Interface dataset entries
* * * * *
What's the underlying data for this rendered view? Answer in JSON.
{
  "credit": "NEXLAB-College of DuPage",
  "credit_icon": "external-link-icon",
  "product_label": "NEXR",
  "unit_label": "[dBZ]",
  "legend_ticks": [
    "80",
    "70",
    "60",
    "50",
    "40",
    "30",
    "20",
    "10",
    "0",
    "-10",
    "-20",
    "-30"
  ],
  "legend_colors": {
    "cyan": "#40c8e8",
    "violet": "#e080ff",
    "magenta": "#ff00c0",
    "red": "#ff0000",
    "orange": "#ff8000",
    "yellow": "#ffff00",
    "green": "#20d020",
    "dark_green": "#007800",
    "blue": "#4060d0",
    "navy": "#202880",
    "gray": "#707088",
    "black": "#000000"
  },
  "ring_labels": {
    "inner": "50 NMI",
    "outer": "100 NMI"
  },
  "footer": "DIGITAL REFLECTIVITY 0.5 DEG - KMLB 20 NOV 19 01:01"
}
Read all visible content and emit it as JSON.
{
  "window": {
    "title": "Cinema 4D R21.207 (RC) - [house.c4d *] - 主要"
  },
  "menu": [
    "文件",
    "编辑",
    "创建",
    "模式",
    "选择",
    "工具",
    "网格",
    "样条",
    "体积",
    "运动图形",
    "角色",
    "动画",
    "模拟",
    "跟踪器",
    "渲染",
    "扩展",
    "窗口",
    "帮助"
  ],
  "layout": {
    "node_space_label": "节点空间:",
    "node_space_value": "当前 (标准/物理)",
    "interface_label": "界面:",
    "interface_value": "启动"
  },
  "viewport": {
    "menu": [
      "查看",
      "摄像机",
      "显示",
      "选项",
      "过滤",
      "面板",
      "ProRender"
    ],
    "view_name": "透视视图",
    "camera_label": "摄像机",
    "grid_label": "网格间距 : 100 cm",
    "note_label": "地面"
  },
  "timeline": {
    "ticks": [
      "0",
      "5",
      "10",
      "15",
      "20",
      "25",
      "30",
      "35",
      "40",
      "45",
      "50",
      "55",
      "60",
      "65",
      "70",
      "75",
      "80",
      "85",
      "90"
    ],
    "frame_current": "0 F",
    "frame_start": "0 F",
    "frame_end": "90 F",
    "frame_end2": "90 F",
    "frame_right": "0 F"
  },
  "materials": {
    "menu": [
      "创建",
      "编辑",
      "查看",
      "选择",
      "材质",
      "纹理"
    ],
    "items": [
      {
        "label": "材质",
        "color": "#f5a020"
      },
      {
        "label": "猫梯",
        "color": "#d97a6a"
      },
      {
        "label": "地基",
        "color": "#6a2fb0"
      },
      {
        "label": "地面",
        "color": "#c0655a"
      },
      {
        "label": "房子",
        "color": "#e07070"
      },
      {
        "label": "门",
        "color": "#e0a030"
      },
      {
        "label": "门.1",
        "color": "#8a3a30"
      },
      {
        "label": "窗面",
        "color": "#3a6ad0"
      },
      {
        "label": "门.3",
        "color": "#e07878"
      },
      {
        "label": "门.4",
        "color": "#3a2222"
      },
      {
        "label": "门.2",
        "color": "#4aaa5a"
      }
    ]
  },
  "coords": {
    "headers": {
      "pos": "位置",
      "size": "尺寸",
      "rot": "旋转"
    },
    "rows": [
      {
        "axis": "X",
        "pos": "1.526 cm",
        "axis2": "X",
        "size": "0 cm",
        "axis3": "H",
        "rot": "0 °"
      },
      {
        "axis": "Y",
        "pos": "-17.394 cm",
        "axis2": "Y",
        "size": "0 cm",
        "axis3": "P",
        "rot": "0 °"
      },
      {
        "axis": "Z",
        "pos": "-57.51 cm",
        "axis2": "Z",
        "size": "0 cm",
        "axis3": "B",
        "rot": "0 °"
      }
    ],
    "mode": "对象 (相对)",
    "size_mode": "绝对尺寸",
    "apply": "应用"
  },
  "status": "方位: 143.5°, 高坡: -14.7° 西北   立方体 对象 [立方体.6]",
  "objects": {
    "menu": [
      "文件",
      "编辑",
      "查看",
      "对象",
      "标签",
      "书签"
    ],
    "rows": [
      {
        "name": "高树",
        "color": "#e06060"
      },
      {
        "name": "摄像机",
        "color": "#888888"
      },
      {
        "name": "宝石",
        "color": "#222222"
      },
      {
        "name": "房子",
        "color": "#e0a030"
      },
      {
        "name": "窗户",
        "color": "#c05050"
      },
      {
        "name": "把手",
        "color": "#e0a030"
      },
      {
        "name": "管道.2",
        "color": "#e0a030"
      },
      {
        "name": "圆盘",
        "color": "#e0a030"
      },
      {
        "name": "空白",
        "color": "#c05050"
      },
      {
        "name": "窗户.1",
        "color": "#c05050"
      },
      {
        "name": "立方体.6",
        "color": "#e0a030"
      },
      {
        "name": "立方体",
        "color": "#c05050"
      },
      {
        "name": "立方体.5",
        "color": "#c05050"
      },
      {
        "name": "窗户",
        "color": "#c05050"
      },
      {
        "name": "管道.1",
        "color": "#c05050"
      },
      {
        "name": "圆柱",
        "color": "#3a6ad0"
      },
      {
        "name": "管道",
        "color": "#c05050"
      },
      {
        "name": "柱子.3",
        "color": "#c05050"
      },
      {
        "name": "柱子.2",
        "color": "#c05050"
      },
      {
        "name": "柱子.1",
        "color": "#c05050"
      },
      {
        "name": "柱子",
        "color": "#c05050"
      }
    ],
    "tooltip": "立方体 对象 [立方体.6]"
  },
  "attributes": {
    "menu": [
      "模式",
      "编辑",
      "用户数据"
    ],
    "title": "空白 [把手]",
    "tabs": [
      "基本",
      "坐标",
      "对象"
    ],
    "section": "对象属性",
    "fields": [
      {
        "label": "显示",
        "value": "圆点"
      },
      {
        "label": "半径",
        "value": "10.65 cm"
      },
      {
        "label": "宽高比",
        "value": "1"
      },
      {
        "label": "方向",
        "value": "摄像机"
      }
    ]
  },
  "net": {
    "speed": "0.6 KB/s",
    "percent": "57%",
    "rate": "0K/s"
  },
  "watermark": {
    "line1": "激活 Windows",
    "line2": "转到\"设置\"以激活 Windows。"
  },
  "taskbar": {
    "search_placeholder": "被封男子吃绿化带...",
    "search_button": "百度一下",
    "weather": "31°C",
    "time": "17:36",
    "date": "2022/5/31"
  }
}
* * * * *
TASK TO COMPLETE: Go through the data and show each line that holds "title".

COMPLETED TASK:
    "title": "Cinema 4D R21.207 (RC) - [house.c4d *] - 主要"
    "title": "空白 [把手]",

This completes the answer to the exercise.